Suppose a that a man leaps out of a burning building (...) and lands on a bystander in the street below. Now, make the burning building be Europe, and the luckless man underneath be the Palestinian Arabs. Is this a historical injustice? Has the man below been a victim, with infinite cause of compliance and indefinite justification for violent retaliation? My own reply would be a provisional "no", but only on these conditions. The man leaping from the burning building must still make such restitution as he can to the man who broke his fall, and must not pretend that he never landed on him. And he must base his case on the singularity and uniqueness of the original leap. It can't, in other words, be "leap, leap, leap" for four generations and more. The people underneath cannot be expected to tolerate leaping on this scale and of this duration, if you catch my drift. In Palestine, tread softly, for you tread on their dreams. And do not tell Palestinians that they were never fallen upon and bruised in the first place. Do not shame yourself with the cheap lie that they were told by their leaders to run away. Also, stop saying that nobody knew how to cultivate oranges in Jaffa until the Jews showed them how. "Making the desert bloom" (...)
In the mid-1970's, Jewish settlers from New York were already establishing second homes for themselves on occupied territory. From what burning house were they leaping?(...) They Said they took the land because god had given it to them from time immemorial. In the noisome town of Hebron, where all of life is focused on a supposedly sacred boneyard in a dank local cave, one of the world's less pretty sights is that of supposed yeshivah students toting submachine guns and humbling the Arab inhabitants.
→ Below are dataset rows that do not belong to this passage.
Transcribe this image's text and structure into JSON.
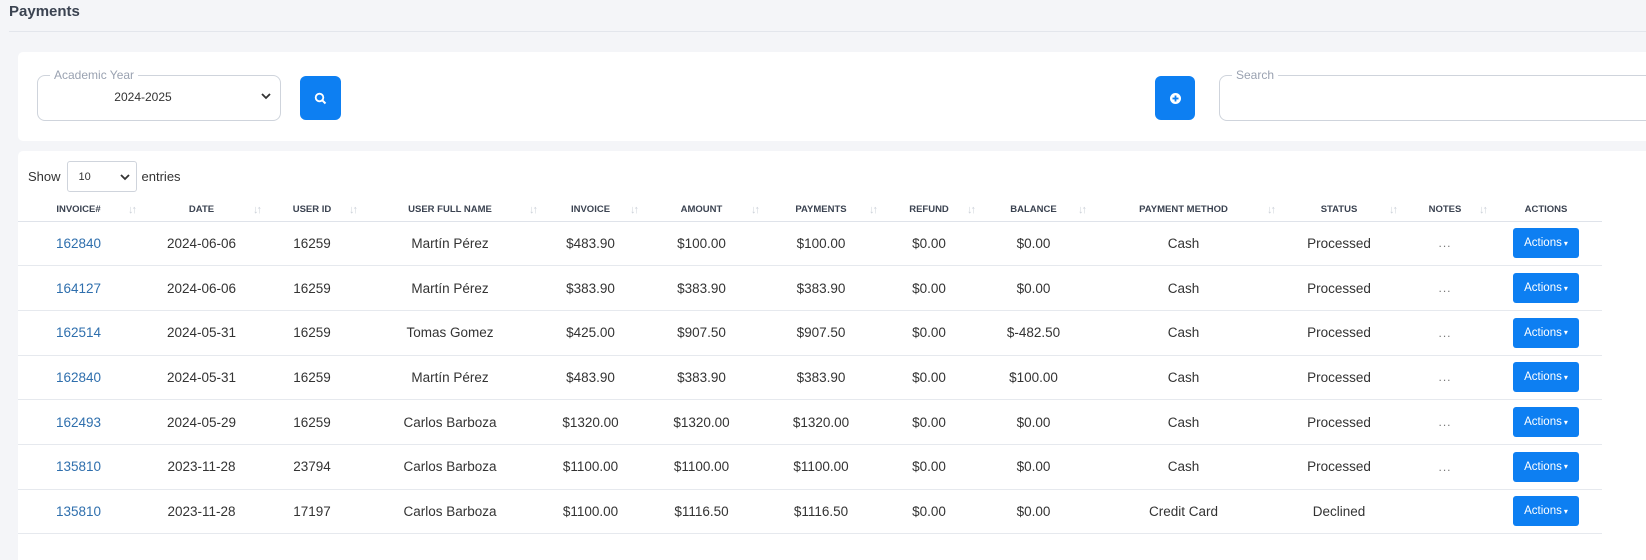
{
  "page": {
    "title": "Payments"
  },
  "filters": {
    "academic_year": {
      "legend": "Academic Year",
      "value": "2024-2025"
    },
    "search": {
      "legend": "Search",
      "value": ""
    }
  },
  "icons": {
    "search": "search-icon",
    "add": "plus-circle-icon",
    "dropdown": "chevron-down-icon",
    "sort": "sort-icon"
  },
  "colors": {
    "primary": "#0d7ff2",
    "link": "#2f6fad"
  },
  "length": {
    "show": "Show",
    "value": "10",
    "entries": "entries"
  },
  "table": {
    "columns": [
      "INVOICE#",
      "DATE",
      "USER ID",
      "USER FULL NAME",
      "INVOICE",
      "AMOUNT",
      "PAYMENTS",
      "REFUND",
      "BALANCE",
      "PAYMENT METHOD",
      "STATUS",
      "NOTES",
      "ACTIONS"
    ],
    "action_label": "Actions",
    "rows": [
      [
        "162840",
        "2024-06-06",
        "16259",
        "Martín Pérez",
        "$483.90",
        "$100.00",
        "$100.00",
        "$0.00",
        "$0.00",
        "Cash",
        "Processed",
        "...",
        "Actions"
      ],
      [
        "164127",
        "2024-06-06",
        "16259",
        "Martín Pérez",
        "$383.90",
        "$383.90",
        "$383.90",
        "$0.00",
        "$0.00",
        "Cash",
        "Processed",
        "...",
        "Actions"
      ],
      [
        "162514",
        "2024-05-31",
        "16259",
        "Tomas Gomez",
        "$425.00",
        "$907.50",
        "$907.50",
        "$0.00",
        "$-482.50",
        "Cash",
        "Processed",
        "...",
        "Actions"
      ],
      [
        "162840",
        "2024-05-31",
        "16259",
        "Martín Pérez",
        "$483.90",
        "$383.90",
        "$383.90",
        "$0.00",
        "$100.00",
        "Cash",
        "Processed",
        "...",
        "Actions"
      ],
      [
        "162493",
        "2024-05-29",
        "16259",
        "Carlos Barboza",
        "$1320.00",
        "$1320.00",
        "$1320.00",
        "$0.00",
        "$0.00",
        "Cash",
        "Processed",
        "...",
        "Actions"
      ],
      [
        "135810",
        "2023-11-28",
        "23794",
        "Carlos Barboza",
        "$1100.00",
        "$1100.00",
        "$1100.00",
        "$0.00",
        "$0.00",
        "Cash",
        "Processed",
        "...",
        "Actions"
      ],
      [
        "135810",
        "2023-11-28",
        "17197",
        "Carlos Barboza",
        "$1100.00",
        "$1116.50",
        "$1116.50",
        "$0.00",
        "$0.00",
        "Credit Card",
        "Declined",
        "",
        "Actions"
      ]
    ]
  }
}
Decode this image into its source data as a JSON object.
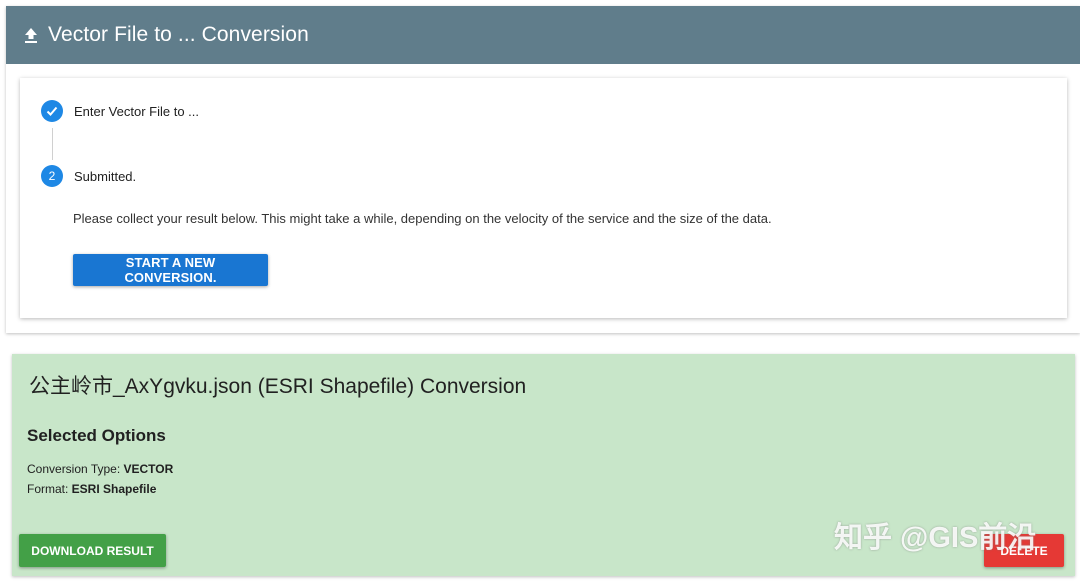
{
  "header": {
    "title": "Vector File to ... Conversion",
    "icon": "upload-icon",
    "bg_color": "#607d8b"
  },
  "stepper": {
    "steps": [
      {
        "label": "Enter Vector File to ...",
        "state": "completed",
        "icon": "check-icon"
      },
      {
        "number": "2",
        "label": "Submitted.",
        "state": "active"
      }
    ],
    "description": "Please collect your result below. This might take a while, depending on the velocity of the service and the size of the data.",
    "new_conversion_label": "START A NEW CONVERSION.",
    "accent_color": "#1e88e5"
  },
  "result": {
    "title": "公主岭市_AxYgvku.json (ESRI Shapefile) Conversion",
    "options_heading": "Selected Options",
    "conversion_type_label": "Conversion Type:",
    "conversion_type_value": "VECTOR",
    "format_label": "Format:",
    "format_value": "ESRI Shapefile",
    "download_label": "DOWNLOAD RESULT",
    "delete_label": "DELETE",
    "bg_color": "#c8e6c9",
    "download_color": "#43a047",
    "delete_color": "#e53935"
  },
  "watermark": {
    "text": "知乎 @GIS前沿"
  }
}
When I asked one of these charmers where he got his legal authority to be a squatter, he flung his hand, index finger outstretched, toward the sky.
Actually - and this was where I began to feel seriously uncomfortable - some such divine claim underlay not just "the occupation" but the whole idea of a separate state foe Jews in Palestine. Take away the divine warrant for the Holy Land and where were you, and what were you? Just another landthief like the Turks or the British, except that in this case you wanted the land without the people. And the original Zionist slogan - "a land without people for a people without land" - disclosed its own negation when I saw the densely populated Arabs towns dwelling sullenly under Jewish tutelage. You want irony? How about Jews becoming colonizers at just the moment when other Europeans had given up on the idea?
in Christopher Hitchens (2010) Hitch 22, p. 381-382